» Data records:

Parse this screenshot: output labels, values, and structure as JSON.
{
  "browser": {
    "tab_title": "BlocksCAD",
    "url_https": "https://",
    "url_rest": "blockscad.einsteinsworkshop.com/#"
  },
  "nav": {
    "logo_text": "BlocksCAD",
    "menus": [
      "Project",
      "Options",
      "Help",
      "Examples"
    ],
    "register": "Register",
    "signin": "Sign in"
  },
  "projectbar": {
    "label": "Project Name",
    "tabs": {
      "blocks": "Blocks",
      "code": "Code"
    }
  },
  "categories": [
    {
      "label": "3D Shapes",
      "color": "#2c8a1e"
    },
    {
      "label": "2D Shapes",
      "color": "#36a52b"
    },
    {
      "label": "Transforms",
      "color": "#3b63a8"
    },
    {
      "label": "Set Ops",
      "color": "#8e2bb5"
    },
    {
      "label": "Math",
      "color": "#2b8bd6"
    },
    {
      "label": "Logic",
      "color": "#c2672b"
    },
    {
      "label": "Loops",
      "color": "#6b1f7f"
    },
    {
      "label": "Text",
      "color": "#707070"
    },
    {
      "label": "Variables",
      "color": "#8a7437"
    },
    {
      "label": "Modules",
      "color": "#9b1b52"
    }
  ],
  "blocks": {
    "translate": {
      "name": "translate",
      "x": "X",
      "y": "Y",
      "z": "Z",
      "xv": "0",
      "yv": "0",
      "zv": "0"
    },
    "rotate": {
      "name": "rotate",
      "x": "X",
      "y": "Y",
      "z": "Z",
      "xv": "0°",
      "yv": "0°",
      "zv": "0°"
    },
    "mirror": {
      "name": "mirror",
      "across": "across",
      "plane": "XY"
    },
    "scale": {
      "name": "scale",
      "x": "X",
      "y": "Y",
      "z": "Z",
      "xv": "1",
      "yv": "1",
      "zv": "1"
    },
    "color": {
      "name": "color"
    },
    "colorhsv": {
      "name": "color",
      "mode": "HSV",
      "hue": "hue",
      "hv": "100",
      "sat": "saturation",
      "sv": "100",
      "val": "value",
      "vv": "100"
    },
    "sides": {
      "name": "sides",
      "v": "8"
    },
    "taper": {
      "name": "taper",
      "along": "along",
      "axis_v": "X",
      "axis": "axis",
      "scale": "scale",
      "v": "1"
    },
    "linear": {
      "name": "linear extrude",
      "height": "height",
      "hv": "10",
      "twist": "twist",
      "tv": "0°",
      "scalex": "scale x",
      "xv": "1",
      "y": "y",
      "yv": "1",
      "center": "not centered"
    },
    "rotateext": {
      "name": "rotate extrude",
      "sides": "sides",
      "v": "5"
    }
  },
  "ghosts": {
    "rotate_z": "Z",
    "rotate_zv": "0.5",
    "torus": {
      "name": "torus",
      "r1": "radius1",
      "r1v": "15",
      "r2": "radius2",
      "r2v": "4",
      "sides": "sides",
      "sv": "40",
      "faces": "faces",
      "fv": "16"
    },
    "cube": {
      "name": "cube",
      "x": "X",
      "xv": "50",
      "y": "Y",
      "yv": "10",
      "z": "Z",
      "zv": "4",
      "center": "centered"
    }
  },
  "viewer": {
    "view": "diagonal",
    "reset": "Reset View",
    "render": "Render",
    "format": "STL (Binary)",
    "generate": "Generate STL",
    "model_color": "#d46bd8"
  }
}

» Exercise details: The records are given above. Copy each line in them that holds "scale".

» Answer to this task:
    "scale": {
      "name": "scale",
      "scale": "scale",
      "scalex": "scale x",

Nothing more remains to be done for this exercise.